The U.S. Department of Energy (DoE) is stepping up its research efforts in the field of critical and strategic materials. As announced on January 9, the Department is funding the establishment of an “Energy Innovation Hub” through Ames Laboratory in Ames, Iowa.
Named the Critical Materials Institute (CMI), the new research center will “bring together the best and brightest research minds from universities, national laboratories and the private sector to find innovative technology solutions that will help us avoid a supply shortage that would threaten our clean energy industry as well as our security interests.”
CMI will be directed by Ames Laboratory Director Alex King and will strive to address the issues of domestic supply shortages of Rare Earths and other materials deemed critical by DoE in its 2011 Critical Materials Strategy. The goal of the new research hub is to leverage “existing research programs into a larger coordinated effort designed to eliminate materials criticality as an impediment to the commercialization of clean energy technologies.”
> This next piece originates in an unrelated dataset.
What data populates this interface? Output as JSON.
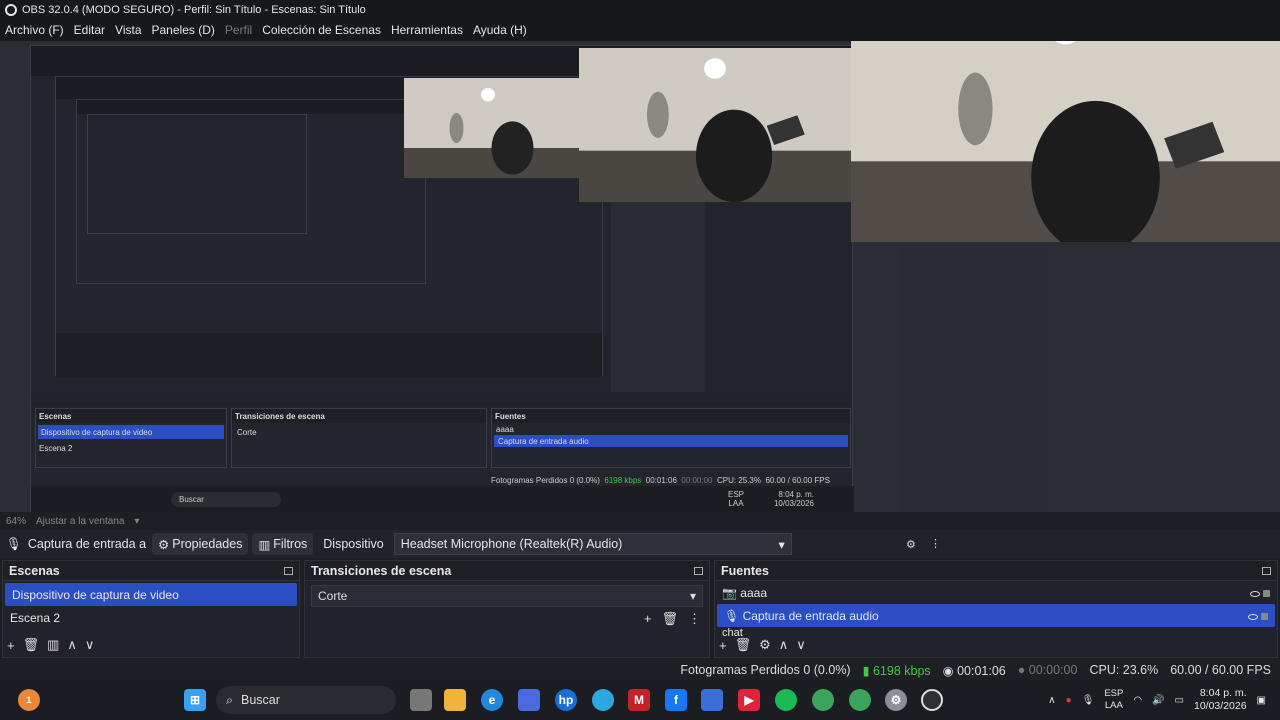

The launch of the Critical Materials Institute holds much promise, especially as it will also draw from research partners from reputable schools, as well as industry labs. Hopefully, the effort will be broadened to a multi-agency approach that ultimately reconciles the definitional dissonances of what constitutes critical and strategic materials throughout U.S. government – dissonances that hamper sound and coherent policymaking, and needlessly leave U.S. manufacturers vulnerable to mineral supply disruptions.